Outside the Box: Use this stock-market selloff to finally dump the funds you’ve long hated

Mary Evans Picture Library/ROGER MAYNE/Everett Collection
Don’t be indecisive! Make a move!

Are you notorious for being a procrastinator in life, or at least financially? Current market conditions may present an advantage for procrastinators. If you were putting off rebalancing, raising some cash, selling an unwanted investment or changing your investment firm, now may be the time for procrastinators to step up.

The first step is to revisit your overall financial plan. Then, the current portfolio, not the overall market. Do they fit together? What is the timeline for this money?

Then, one of the following actions may fit a procrastinator’s needs today:

1. Rebalance

Has it been two years or three years since you have reviewed your investments? Or you know it has been “awhile” but unsure of the last time you checked?

Reduce risk? If you are an older investor, you may want to lower your risk to market volatility. The older you get, the more conservative your portfolio needs to be. Selling because the market is going down is not a rational approach to rebalancing investments.

However, if you have noticed for years that your stock portfolio is now three times more than your fixed-income portion of your investments, this is the time to realign. By selling some of your investments that have a capital loss and some that have a capital gain, you can offset any tax implications. For the sake of income taxes, the losses will offset the gains. Paying no income taxes on the gains, may lighten the emotional load of the portfolio’s decline.

Add risk? If you are an younger investor, you have time ride out to market volatility. Have you been sitting on the sidelines? Have some cash that you keep meaning to invest? Or are you 35 years old with an extremely conservative portfolio you kept meaning to change? Now is the time for action. You can buy low with that money that has been on the sidelines. You can dollar-cost average and get in over the next month.

Assuming you can hold on emotionally and financially for the long term, this could be the time to buy into an ETF or index fund tied to the S&P 500 index SPX, -11.98% or a solid list of stocks.

2. Raise your cash

One thing is for sure in this unpredictable world, we all need cash at some point for an unexpected expense. Depending on which study you read, between 39% and 58% of Americans do not have $1,000 in cash savings in the bank.

Selling an investment at a loss is never easy to do, but having a purpose is helpful. Build a cash reserve to prevent a future stressor. Preventing a large credit-card balance or knowing how that repair bill will be paid or how lost wages will be replaced ahead of time is a invaluable use of money.

3. Selling an investment you no longer want

If you were gifted a stock that never fit your investment style or values, this may be the time to sell. For example, those who want to “green up” their portfolio may have been dreading the tax hit they would take because of the capital gains of the gifted stock.

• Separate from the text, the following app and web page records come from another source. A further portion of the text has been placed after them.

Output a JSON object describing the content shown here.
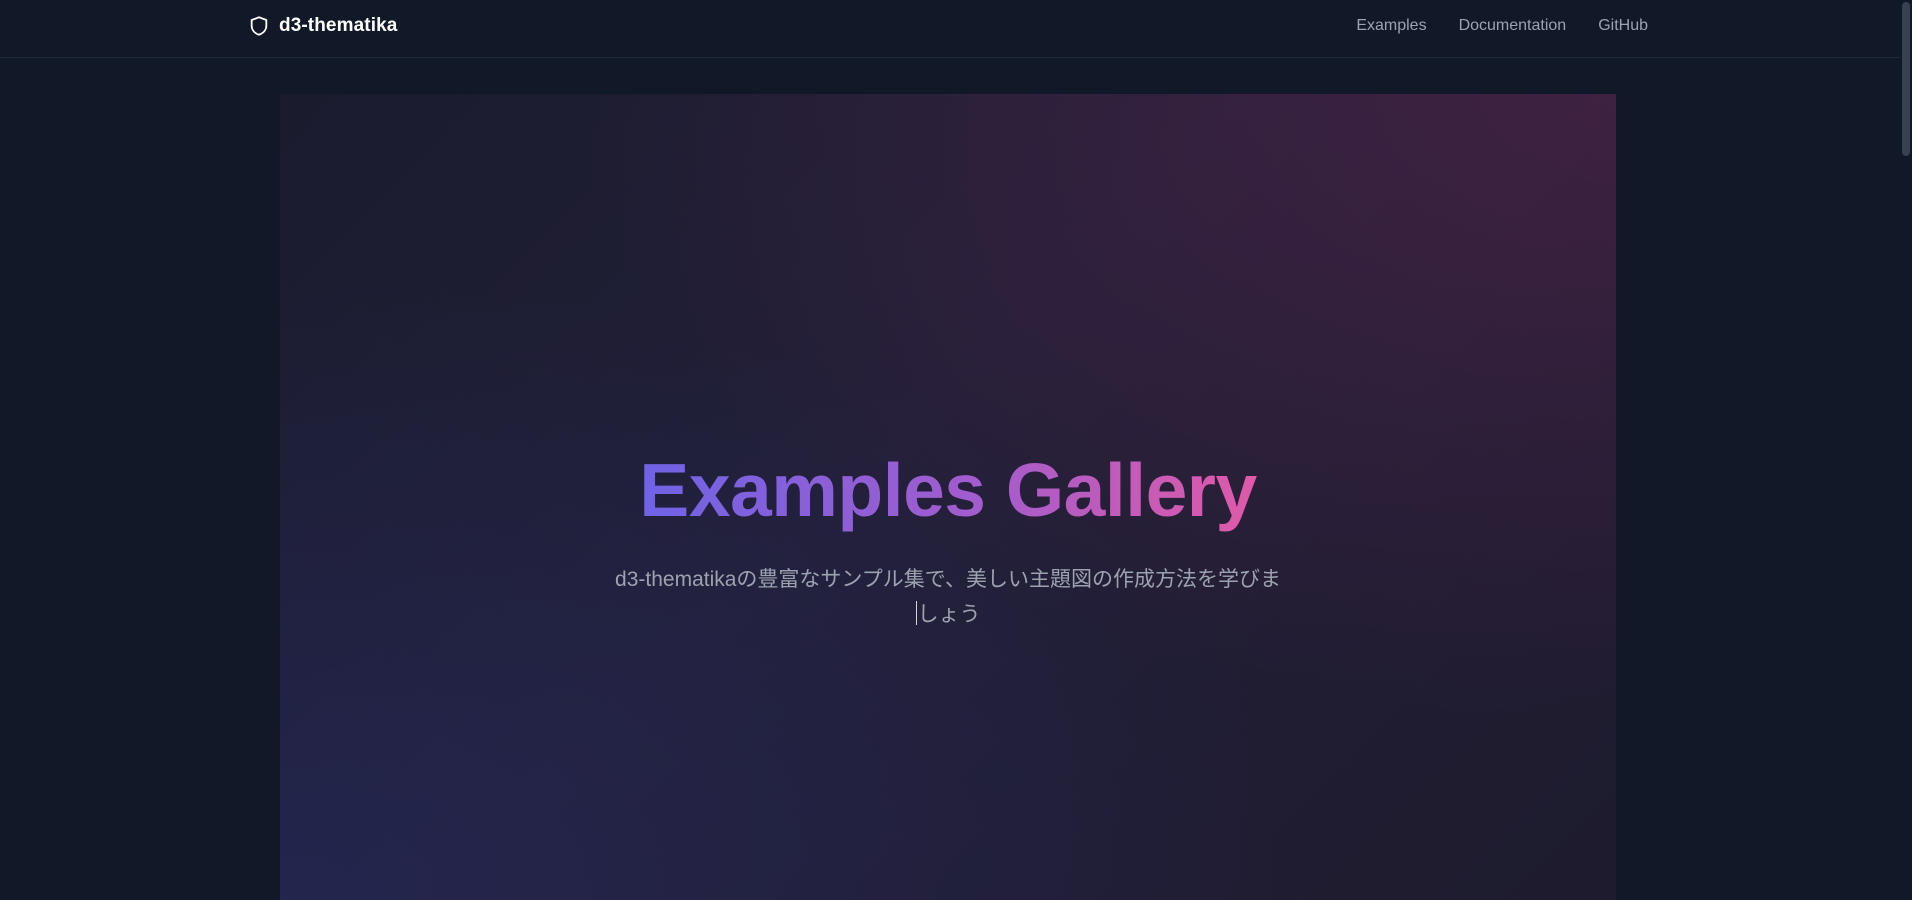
{
  "header": {
    "brand_name": "d3-thematika",
    "brand_icon": "shield-icon",
    "nav": [
      {
        "label": "Examples"
      },
      {
        "label": "Documentation"
      },
      {
        "label": "GitHub"
      }
    ]
  },
  "hero": {
    "title": "Examples Gallery",
    "subtitle_line1": "d3-thematikaの豊富なサンプル集で、美しい主題図の作成方法を学びま",
    "subtitle_line2": "しょう",
    "title_gradient": [
      "#6f63e6",
      "#a35ccd",
      "#e05aa8"
    ]
  },
  "colors": {
    "background": "#111827",
    "nav_text": "#9ca3af",
    "brand_text": "#ffffff"
  }
}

With this recent stock-market swing, you may have hit a sweet spot to take action and buy what you want.

For example, if oil companies do not fit your investment priorities, some of the biggest have taken large swings in the past several months. Conoco Phillips COP, -16.89% was selling six months ago at $57.20 a share. More recently? $28.10 a share.

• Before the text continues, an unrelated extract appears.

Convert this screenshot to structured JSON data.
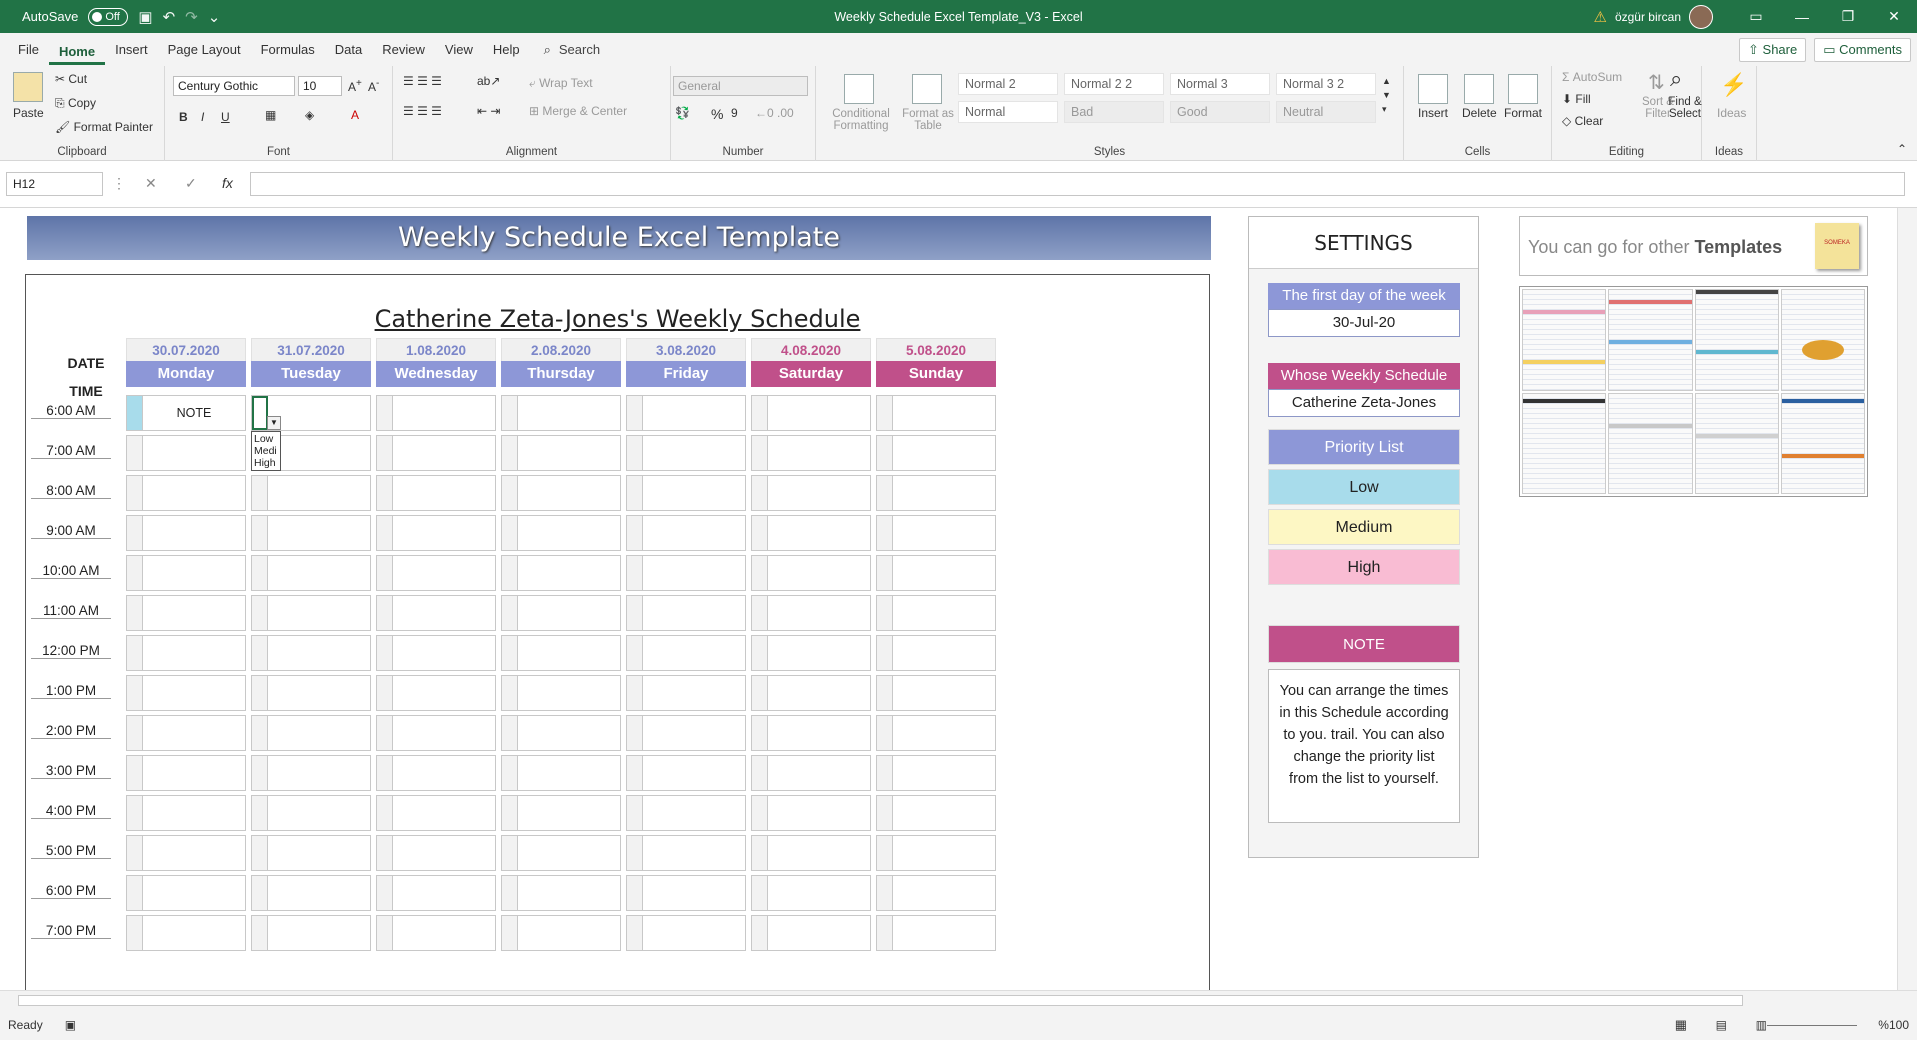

4. Changing your investment firm

Some people hesitate to change investment companies, especially ones with proprietary products. If they leave the company, they will have to sell and pay taxes on their capital gains.

However, in the long run an investor may save money on fees and commissions and have a stronger portfolio by switching. If the capital gains on proprietary products has created hesitation, now is the time. No longer having large capital gains on those propriety products means those can be sold with less of a tax bill. The other investments can be transferred to the new firm.

Sound good? Then, make some changes today. Just be aware of the wash-sale rules. An investor will not be able to claim the loss on an investment for tax purposes if they sell it and then purchase the same investment within 30 days. Not to worry, only propriety products will need to be sold to make the transfer.

Remember, when selling outside of your retirement accounts, the cost basis is critical to calculate the actual capital gain or loss. Gather this information now for next tax season. A recent statement should have the purchase price, or dig a bit deeper into your financial history to find what the stock or mutual fund was valued at when you bought it.

Whatever option you chose, sometimes you need to look at your investment strategy, not the trend in the market. You need to understand what the money is for, who you are and what your timeline is to use the money. That helps you make a better decision whether you are a procrastinator or not.

CD Moriarty, CFP, is a Vermont-based financial speaker, writer and coach who wants to create financial peace of mind for others. She can be reached through her website at www.MoneyPeace.com.